Sound Transit has a message for the Bellevue City Council: It's time to stop talking about East Link; it's time to get it done.
Several members of the Sound Transit board showed frustration at the majority of the Bellevue council for continuing to push a light-rail alignment that they believe is too expensive, when even the cheaper routes face a budget shortfall.
The ongoing debate and lag in the documentation means the project may not be completed until a year or two after the original 2021 opening date.
At the monthly board meeting Thursday, representatives from a variety of municipalities that make up the Sound Transit board got the latest figures for East Link and a rudimentary comparison between Sound Transit's preferred alignment, B2M - traveling along Bellevue Way and 112th Avenue, and Bellevue's B7-revised - moving the line to the east side of the Mercer Slough parallel to Interstate 405.
The frustration on the part of Sound Transit may have been intensified by the unfortunate events surrounding a different Link alignment. In South King County, revenue is falling far short of projections, and the line may need to be shortened. Federal Way representatives turned out to urge Sound Transit to do anything it could to bring light-rail further south.

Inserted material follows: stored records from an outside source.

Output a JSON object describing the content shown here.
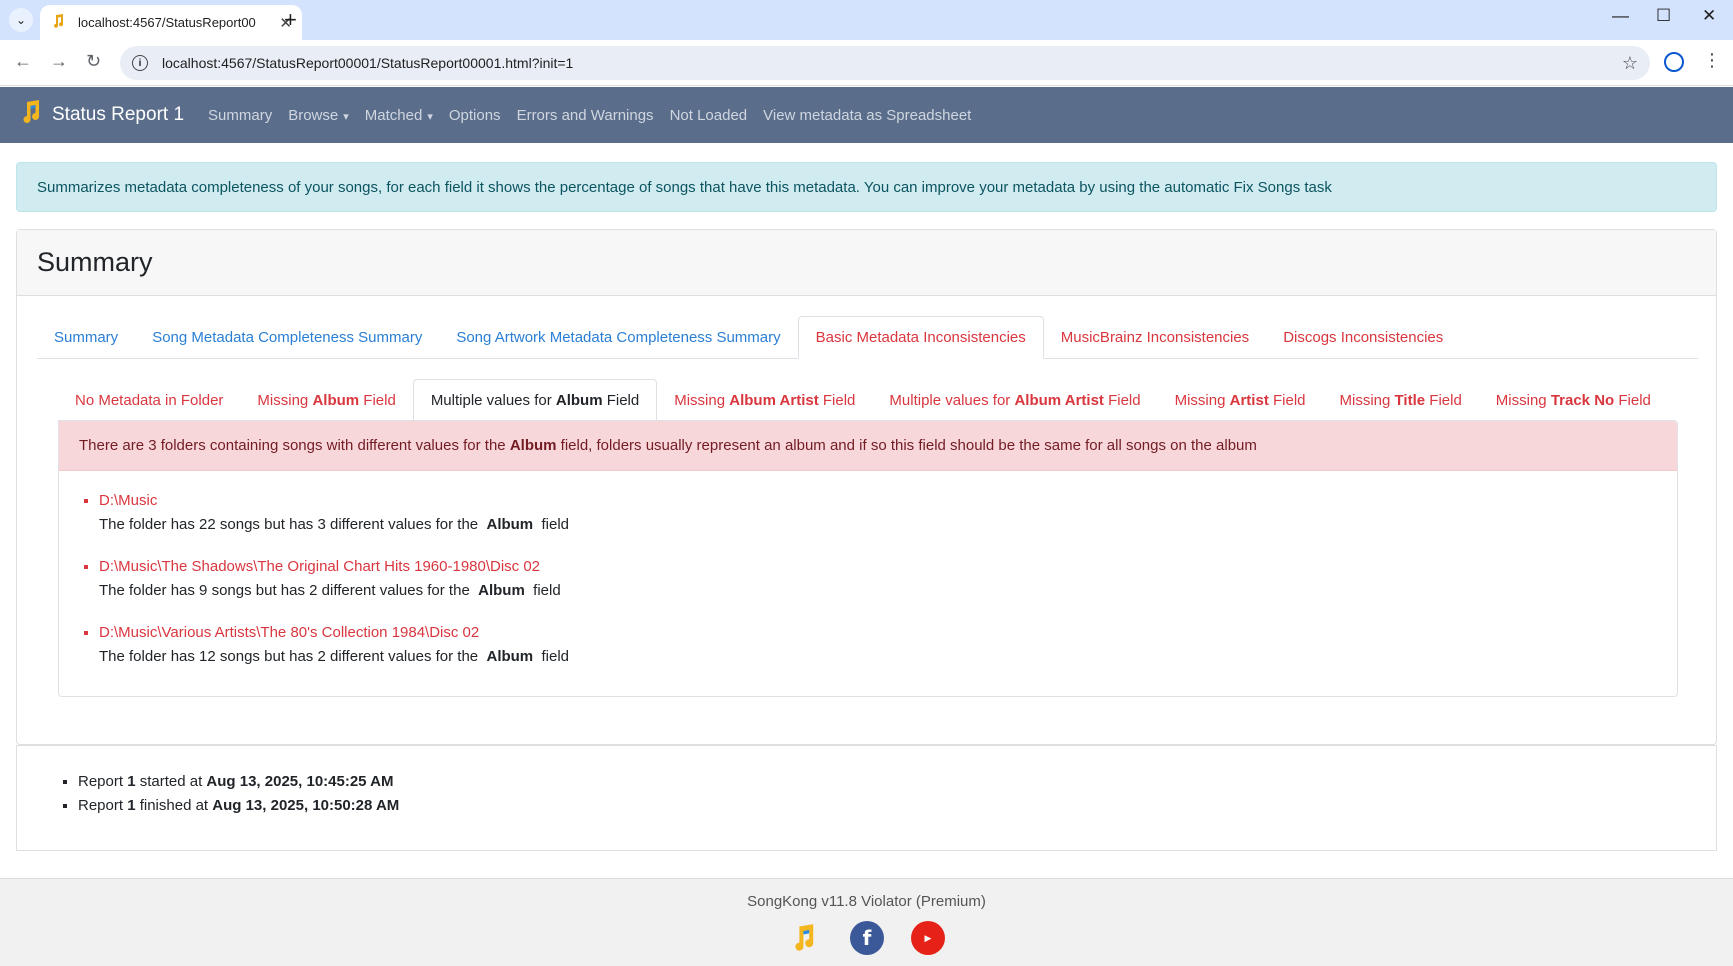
{
  "browser": {
    "tab_title": "localhost:4567/StatusReport00",
    "url": "localhost:4567/StatusReport00001/StatusReport00001.html?init=1"
  },
  "navbar": {
    "brand": "Status Report 1",
    "links": [
      "Summary",
      "Browse",
      "Matched",
      "Options",
      "Errors and Warnings",
      "Not Loaded",
      "View metadata as Spreadsheet"
    ]
  },
  "info_alert": "Summarizes metadata completeness of your songs, for each field it shows the percentage of songs that have this metadata. You can improve your metadata by using the automatic Fix Songs task",
  "card_title": "Summary",
  "tabs": [
    "Summary",
    "Song Metadata Completeness Summary",
    "Song Artwork Metadata Completeness Summary",
    "Basic Metadata Inconsistencies",
    "MusicBrainz Inconsistencies",
    "Discogs Inconsistencies"
  ],
  "subtabs": [
    {
      "pre": "No Metadata in Folder",
      "bold": "",
      "post": ""
    },
    {
      "pre": "Missing ",
      "bold": "Album",
      "post": " Field"
    },
    {
      "pre": "Multiple values for ",
      "bold": "Album",
      "post": " Field"
    },
    {
      "pre": "Missing ",
      "bold": "Album Artist",
      "post": " Field"
    },
    {
      "pre": "Multiple values for ",
      "bold": "Album Artist",
      "post": " Field"
    },
    {
      "pre": "Missing ",
      "bold": "Artist",
      "post": " Field"
    },
    {
      "pre": "Missing ",
      "bold": "Title",
      "post": " Field"
    },
    {
      "pre": "Missing ",
      "bold": "Track No",
      "post": " Field"
    }
  ],
  "danger_alert": {
    "pre": "There are 3 folders containing songs with different values for the ",
    "bold": "Album",
    "post": " field, folders usually represent an album and if so this field should be the same for all songs on the album"
  },
  "folders": [
    {
      "path": "D:\\Music",
      "desc_pre": "The folder has 22 songs but has 3 different values for the ",
      "desc_bold": "Album",
      "desc_post": " field"
    },
    {
      "path": "D:\\Music\\The Shadows\\The Original Chart Hits 1960-1980\\Disc 02",
      "desc_pre": "The folder has 9 songs but has 2 different values for the ",
      "desc_bold": "Album",
      "desc_post": " field"
    },
    {
      "path": "D:\\Music\\Various Artists\\The 80's Collection 1984\\Disc 02",
      "desc_pre": "The folder has 12 songs but has 2 different values for the ",
      "desc_bold": "Album",
      "desc_post": " field"
    }
  ],
  "report": [
    {
      "pre": "Report ",
      "num": "1",
      "mid": " started at ",
      "time": "Aug 13, 2025, 10:45:25 AM"
    },
    {
      "pre": "Report ",
      "num": "1",
      "mid": " finished at ",
      "time": "Aug 13, 2025, 10:50:28 AM"
    }
  ],
  "footer": "SongKong v11.8 Violator (Premium)",
  "icons": {
    "logo": "songkong-note-icon",
    "facebook": "facebook-icon",
    "youtube": "youtube-icon"
  },
  "colors": {
    "navbar": "#5a6d8a",
    "link_blue": "#2a7fd4",
    "link_red": "#d9363e",
    "facebook": "#3b5998",
    "youtube": "#e62117"
  }
}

"We have the mayor of Federal Way sitting before us today, asking us, pleading with us to do anything we can to build light-rail in any possible way we can into this community," said King County Council Member Julia Patterson. "Yet the city of Bellevue is asking for us to pay for the most expensive possible alignment. I just find that to be troubling."

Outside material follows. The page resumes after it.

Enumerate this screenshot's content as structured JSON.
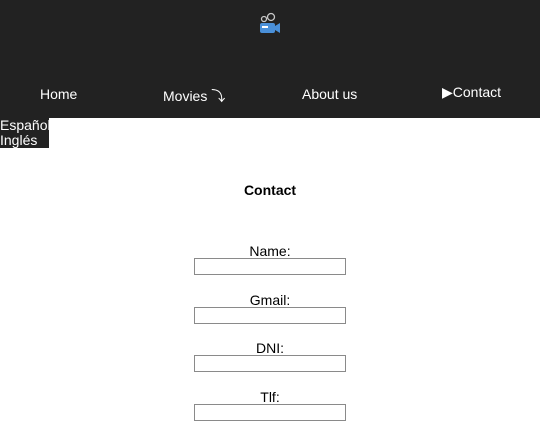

Bellevue's independent study of the B7 route, released last week, showed that a new park-and-ride structure would increase ridership. But the new route cost $150 million more than Sound Transit's in a time where lower tax revenue is leading to continued drops in the budget for Link projects.
"The main take away is that it's still not affordable," said Claudia Balducci, Sound Transit board member and one of three Bellevue council members favoring the B2M route. "It's not an affordable alternative and has some serious impacts involved with it."
The B7-revised route would have fewer residential impacts, according to project documents. But the risks associated with crossing the Mercer Slough, and the impacts to the Red Lion and Sheraton hotels drove the costs up.
The cheapest of the routes, a version of B2M that includes running the train at-grade through downtown, is $33 million short. With the downtown tunnel, the shortfall rises to a total of $309 million. The B7-revised route with a tunnel faces a shortfall of $450 million.
On the plus side, the board showed optimism on the possibility of getting the tunnel done. Balducci said Bellevue has set aside approximately $25 million in the budget, which can be bonded, and will use a combination of right-of-way considerations, and tax and fee breaks to make up for its approximately $150 million contribution. The Bellevue council unanimously favors a tunnel through downtown Bellevue.
The true test of the relationship between the two bodies will come to the forefront when real negotiations can begin after Sound Transit releases the Final Environmental Impact Statement. This document will solidify the numbers, and give Sound Transit the ability to make its final decision. Project Manager Don Billen said the document may be ready by the July meeting, but that would be a "push."
What was clear, however, was the board's desire to get the project going. The board will continue to work with Bellevue, but everyone involved wants to see the project realized.
"This board is reaching the point where they have to pull the trigger and hit the target," said Chair Aaron Reardon, the Snohomish County Executive. "And we'd like to have Bellevue on board with us to help identify that target. But in the event they are not, this board will choose that target."